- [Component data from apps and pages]
---------------

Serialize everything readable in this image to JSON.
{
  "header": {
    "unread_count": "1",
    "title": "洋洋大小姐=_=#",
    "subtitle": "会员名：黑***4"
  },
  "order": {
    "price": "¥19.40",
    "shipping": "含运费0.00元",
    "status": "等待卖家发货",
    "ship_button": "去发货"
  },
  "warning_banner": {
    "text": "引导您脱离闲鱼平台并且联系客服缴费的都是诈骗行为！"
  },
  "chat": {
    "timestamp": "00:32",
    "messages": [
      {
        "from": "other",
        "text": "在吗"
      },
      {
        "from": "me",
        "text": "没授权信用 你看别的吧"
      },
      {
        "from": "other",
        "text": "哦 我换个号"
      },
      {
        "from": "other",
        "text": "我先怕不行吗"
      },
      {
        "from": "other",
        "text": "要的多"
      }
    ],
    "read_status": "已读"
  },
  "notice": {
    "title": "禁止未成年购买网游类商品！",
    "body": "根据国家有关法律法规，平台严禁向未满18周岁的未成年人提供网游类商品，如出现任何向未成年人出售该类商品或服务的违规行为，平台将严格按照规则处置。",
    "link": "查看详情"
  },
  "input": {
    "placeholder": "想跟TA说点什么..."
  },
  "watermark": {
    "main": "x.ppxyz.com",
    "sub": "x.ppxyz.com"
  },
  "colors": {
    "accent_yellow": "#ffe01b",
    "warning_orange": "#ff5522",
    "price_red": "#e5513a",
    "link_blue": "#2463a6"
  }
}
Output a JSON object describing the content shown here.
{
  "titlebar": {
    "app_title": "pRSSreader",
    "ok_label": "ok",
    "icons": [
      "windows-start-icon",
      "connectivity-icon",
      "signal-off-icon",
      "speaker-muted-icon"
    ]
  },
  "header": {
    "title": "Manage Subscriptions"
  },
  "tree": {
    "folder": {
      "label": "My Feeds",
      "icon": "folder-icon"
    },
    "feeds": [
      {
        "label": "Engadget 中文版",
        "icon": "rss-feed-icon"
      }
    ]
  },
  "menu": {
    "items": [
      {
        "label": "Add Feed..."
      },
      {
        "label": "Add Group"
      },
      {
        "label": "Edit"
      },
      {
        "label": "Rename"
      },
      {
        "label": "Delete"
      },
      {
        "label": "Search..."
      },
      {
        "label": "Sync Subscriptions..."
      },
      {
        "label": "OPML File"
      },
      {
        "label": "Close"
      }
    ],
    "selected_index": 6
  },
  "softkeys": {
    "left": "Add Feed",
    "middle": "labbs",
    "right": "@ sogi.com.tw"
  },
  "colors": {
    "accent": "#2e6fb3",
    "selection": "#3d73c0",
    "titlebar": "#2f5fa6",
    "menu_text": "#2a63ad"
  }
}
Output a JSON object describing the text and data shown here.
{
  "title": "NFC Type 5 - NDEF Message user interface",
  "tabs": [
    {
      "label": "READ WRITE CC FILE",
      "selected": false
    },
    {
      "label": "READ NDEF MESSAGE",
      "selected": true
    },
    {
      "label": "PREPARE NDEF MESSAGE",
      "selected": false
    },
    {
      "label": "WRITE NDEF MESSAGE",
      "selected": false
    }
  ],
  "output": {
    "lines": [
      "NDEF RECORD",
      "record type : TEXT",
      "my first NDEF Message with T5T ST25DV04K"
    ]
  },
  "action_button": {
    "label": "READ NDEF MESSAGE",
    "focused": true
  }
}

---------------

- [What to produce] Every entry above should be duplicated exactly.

- [Task solution]
Serialize everything readable in this image to JSON.
{
  "header": {
    "unread_count": "1",
    "title": "洋洋大小姐=_=#",
    "subtitle": "会员名：黑***4"
  },
  "order": {
    "price": "¥19.40",
    "shipping": "含运费0.00元",
    "status": "等待卖家发货",
    "ship_button": "去发货"
  },
  "warning_banner": {
    "text": "引导您脱离闲鱼平台并且联系客服缴费的都是诈骗行为！"
  },
  "chat": {
    "timestamp": "00:32",
    "messages": [
      {
        "from": "other",
        "text": "在吗"
      },
      {
        "from": "me",
        "text": "没授权信用 你看别的吧"
      },
      {
        "from": "other",
        "text": "哦 我换个号"
      },
      {
        "from": "other",
        "text": "我先怕不行吗"
      },
      {
        "from": "other",
        "text": "要的多"
      }
    ],
    "read_status": "已读"
  },
  "notice": {
    "title": "禁止未成年购买网游类商品！",
    "body": "根据国家有关法律法规，平台严禁向未满18周岁的未成年人提供网游类商品，如出现任何向未成年人出售该类商品或服务的违规行为，平台将严格按照规则处置。",
    "link": "查看详情"
  },
  "input": {
    "placeholder": "想跟TA说点什么..."
  },
  "watermark": {
    "main": "x.ppxyz.com",
    "sub": "x.ppxyz.com"
  },
  "colors": {
    "accent_yellow": "#ffe01b",
    "warning_orange": "#ff5522",
    "price_red": "#e5513a",
    "link_blue": "#2463a6"
  }
}
Output a JSON object describing the content shown here.
{
  "titlebar": {
    "app_title": "pRSSreader",
    "ok_label": "ok",
    "icons": [
      "windows-start-icon",
      "connectivity-icon",
      "signal-off-icon",
      "speaker-muted-icon"
    ]
  },
  "header": {
    "title": "Manage Subscriptions"
  },
  "tree": {
    "folder": {
      "label": "My Feeds",
      "icon": "folder-icon"
    },
    "feeds": [
      {
        "label": "Engadget 中文版",
        "icon": "rss-feed-icon"
      }
    ]
  },
  "menu": {
    "items": [
      {
        "label": "Add Feed..."
      },
      {
        "label": "Add Group"
      },
      {
        "label": "Edit"
      },
      {
        "label": "Rename"
      },
      {
        "label": "Delete"
      },
      {
        "label": "Search..."
      },
      {
        "label": "Sync Subscriptions..."
      },
      {
        "label": "OPML File"
      },
      {
        "label": "Close"
      }
    ],
    "selected_index": 6
  },
  "softkeys": {
    "left": "Add Feed",
    "middle": "labbs",
    "right": "@ sogi.com.tw"
  },
  "colors": {
    "accent": "#2e6fb3",
    "selection": "#3d73c0",
    "titlebar": "#2f5fa6",
    "menu_text": "#2a63ad"
  }
}
Output a JSON object describing the text and data shown here.
{
  "title": "NFC Type 5 - NDEF Message user interface",
  "tabs": [
    {
      "label": "READ WRITE CC FILE",
      "selected": false
    },
    {
      "label": "READ NDEF MESSAGE",
      "selected": true
    },
    {
      "label": "PREPARE NDEF MESSAGE",
      "selected": false
    },
    {
      "label": "WRITE NDEF MESSAGE",
      "selected": false
    }
  ],
  "output": {
    "lines": [
      "NDEF RECORD",
      "record type : TEXT",
      "my first NDEF Message with T5T ST25DV04K"
    ]
  },
  "action_button": {
    "label": "READ NDEF MESSAGE",
    "focused": true
  }
}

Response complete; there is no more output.